Data section:
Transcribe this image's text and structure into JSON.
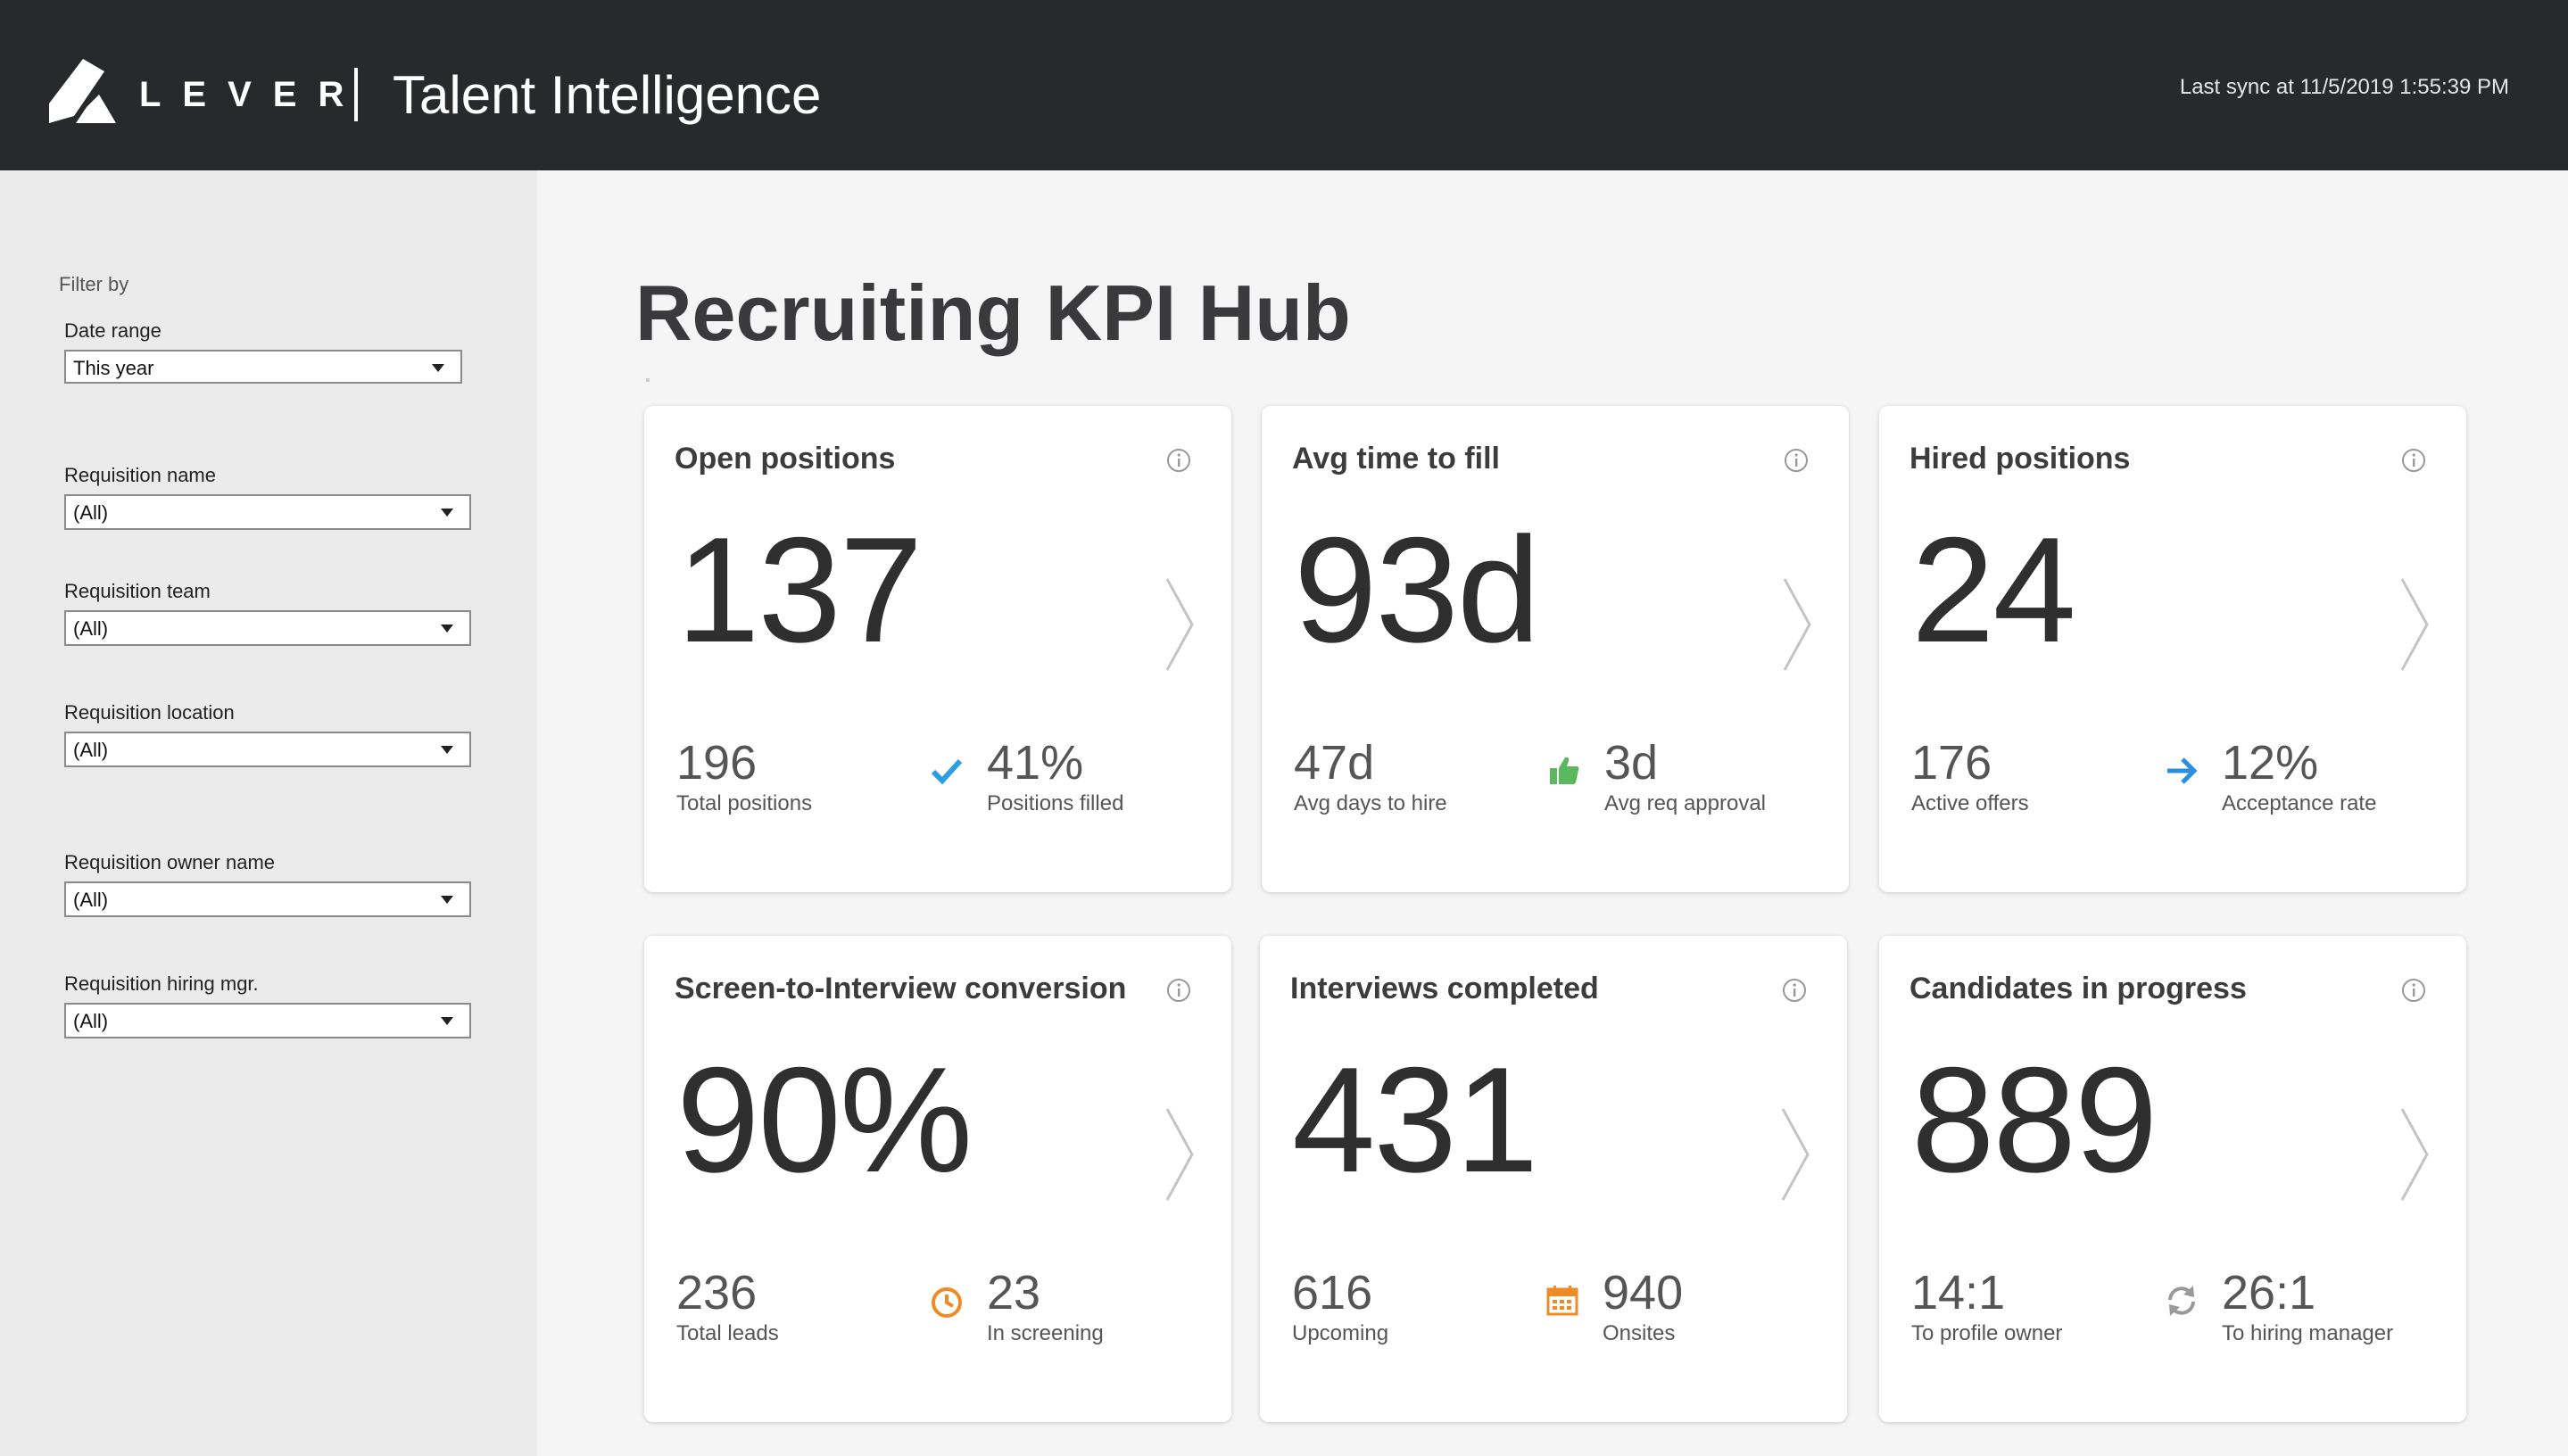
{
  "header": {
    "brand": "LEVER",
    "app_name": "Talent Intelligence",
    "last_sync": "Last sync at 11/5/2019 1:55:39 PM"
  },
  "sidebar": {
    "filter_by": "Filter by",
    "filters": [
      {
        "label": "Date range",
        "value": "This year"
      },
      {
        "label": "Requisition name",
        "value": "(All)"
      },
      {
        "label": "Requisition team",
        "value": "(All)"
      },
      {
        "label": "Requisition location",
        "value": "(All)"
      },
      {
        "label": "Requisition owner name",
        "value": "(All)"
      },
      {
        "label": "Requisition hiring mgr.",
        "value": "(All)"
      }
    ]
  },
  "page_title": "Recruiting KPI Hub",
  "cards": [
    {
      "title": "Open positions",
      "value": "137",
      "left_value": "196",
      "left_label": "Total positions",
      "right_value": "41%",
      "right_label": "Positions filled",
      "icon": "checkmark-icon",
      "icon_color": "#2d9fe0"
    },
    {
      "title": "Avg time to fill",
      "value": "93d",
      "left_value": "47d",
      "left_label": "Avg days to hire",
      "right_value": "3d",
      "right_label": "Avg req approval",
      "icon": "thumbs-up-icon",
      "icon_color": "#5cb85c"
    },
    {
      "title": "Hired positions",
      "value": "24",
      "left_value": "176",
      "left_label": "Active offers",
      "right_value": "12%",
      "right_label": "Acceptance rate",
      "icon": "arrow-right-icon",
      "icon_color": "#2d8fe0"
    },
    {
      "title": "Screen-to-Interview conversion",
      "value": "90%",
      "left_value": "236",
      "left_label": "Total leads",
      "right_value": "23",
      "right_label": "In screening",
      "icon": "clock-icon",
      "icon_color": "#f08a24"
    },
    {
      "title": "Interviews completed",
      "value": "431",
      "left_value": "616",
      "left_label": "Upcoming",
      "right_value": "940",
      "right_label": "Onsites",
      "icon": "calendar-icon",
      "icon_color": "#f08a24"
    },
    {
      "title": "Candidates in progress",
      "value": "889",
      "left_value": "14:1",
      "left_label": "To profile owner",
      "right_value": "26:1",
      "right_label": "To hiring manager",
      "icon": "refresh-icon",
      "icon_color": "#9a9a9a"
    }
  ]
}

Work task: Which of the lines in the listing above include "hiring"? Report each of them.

Answer for the task:
        "label": "Requisition hiring mgr.",
      "right_label": "To hiring manager",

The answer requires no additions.